16 Mys L J 92', a compromise to which some of the parties to the suit alone are parties is not necessarily invalid, though on good cause being shown by any of the other parties the court has a discretion to reject such a compromise. The courts have a discretion to set aside the decree only as against the party on whom it is found to be not binding and to hold that the compromise decree is binding on others; but this depends upon the nature of the suit and the decree passed.
Sri Venkatasubbarao J. in -- "Thiruvengada Mudaliar v. Thangavelu Mudaliar', AIR 1928 Mad 594, also refer- red to in -- '16 Mys. L. J. 92', gives some instances where it is difficult to give effect to a compromise entered into by some of the parties to the suit, and observes as follows:
"Suppose A, B and C are members of a joint family. If the compromise is entered into between A and B under which A gets a half, but as C is not a party to the compromise A gets against him only a third, it would be impossible to recognize such a compromise. Again, suppose B gives up to A under the compromise some specific valuable items of property. It would be open to C, not being a party to the compromise, to urge that he would not agree to those items being taken by A. In such a case it would be futile to ask the Court to enforce the partial compromise. Again, I may vary the illustration by supposing that B admits some items to be joint family properties and on that footing enters into a compromise with A, C who is not a party to the compromise contends that those items are his self-acquisitions.

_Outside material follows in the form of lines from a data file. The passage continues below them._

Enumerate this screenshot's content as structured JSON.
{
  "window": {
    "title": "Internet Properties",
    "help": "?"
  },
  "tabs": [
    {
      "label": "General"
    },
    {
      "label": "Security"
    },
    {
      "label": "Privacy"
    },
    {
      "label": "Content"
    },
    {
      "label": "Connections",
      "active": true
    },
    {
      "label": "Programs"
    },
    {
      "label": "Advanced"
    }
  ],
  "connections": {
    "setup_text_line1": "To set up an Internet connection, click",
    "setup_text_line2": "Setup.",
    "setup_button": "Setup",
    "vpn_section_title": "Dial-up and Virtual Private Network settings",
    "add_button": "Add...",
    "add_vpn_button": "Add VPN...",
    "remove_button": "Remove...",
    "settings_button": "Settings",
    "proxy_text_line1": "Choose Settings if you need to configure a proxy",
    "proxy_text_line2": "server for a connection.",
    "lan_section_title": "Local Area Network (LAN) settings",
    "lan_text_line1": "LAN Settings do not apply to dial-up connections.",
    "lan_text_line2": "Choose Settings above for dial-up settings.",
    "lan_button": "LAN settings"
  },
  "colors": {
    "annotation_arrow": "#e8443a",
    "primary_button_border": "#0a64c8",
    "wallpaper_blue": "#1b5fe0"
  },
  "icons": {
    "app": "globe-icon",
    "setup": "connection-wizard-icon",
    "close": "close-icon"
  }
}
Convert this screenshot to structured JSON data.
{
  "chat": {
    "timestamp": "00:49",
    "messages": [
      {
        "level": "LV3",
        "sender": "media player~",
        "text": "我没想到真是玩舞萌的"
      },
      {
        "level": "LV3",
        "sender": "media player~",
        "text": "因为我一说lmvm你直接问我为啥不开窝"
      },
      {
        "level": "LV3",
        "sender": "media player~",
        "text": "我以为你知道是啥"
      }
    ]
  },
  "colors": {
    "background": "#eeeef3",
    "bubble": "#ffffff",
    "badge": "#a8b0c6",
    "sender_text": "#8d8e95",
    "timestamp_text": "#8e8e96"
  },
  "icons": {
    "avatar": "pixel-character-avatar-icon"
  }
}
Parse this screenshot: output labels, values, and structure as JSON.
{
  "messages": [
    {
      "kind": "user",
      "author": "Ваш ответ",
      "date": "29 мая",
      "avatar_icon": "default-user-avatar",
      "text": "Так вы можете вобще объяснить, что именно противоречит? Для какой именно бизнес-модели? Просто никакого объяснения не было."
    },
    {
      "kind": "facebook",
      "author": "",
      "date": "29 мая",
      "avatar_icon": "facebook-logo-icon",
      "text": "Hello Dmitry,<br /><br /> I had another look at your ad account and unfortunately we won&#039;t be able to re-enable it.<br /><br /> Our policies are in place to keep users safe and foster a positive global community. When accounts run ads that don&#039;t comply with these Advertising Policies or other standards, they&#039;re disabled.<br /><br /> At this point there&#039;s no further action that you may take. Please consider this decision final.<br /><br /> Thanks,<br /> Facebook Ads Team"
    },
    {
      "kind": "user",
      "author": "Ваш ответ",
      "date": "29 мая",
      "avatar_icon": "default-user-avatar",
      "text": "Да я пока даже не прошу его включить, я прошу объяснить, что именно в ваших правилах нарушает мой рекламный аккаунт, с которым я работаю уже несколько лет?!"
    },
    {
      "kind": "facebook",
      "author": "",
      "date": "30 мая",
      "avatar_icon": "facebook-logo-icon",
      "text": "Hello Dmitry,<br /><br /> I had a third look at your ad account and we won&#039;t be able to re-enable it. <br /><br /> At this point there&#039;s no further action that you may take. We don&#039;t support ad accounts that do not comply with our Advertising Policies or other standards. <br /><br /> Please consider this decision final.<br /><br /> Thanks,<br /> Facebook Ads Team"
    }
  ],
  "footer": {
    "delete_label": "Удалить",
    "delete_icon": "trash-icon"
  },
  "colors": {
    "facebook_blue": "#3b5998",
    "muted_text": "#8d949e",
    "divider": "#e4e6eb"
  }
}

Surely no court would in such a case recognize and enforce the compromise".
It may be said that generally speaking as, observed in -- '16 Mys. L. J. 92', a suit for partition cannot be compromised by some of the parties to it alone.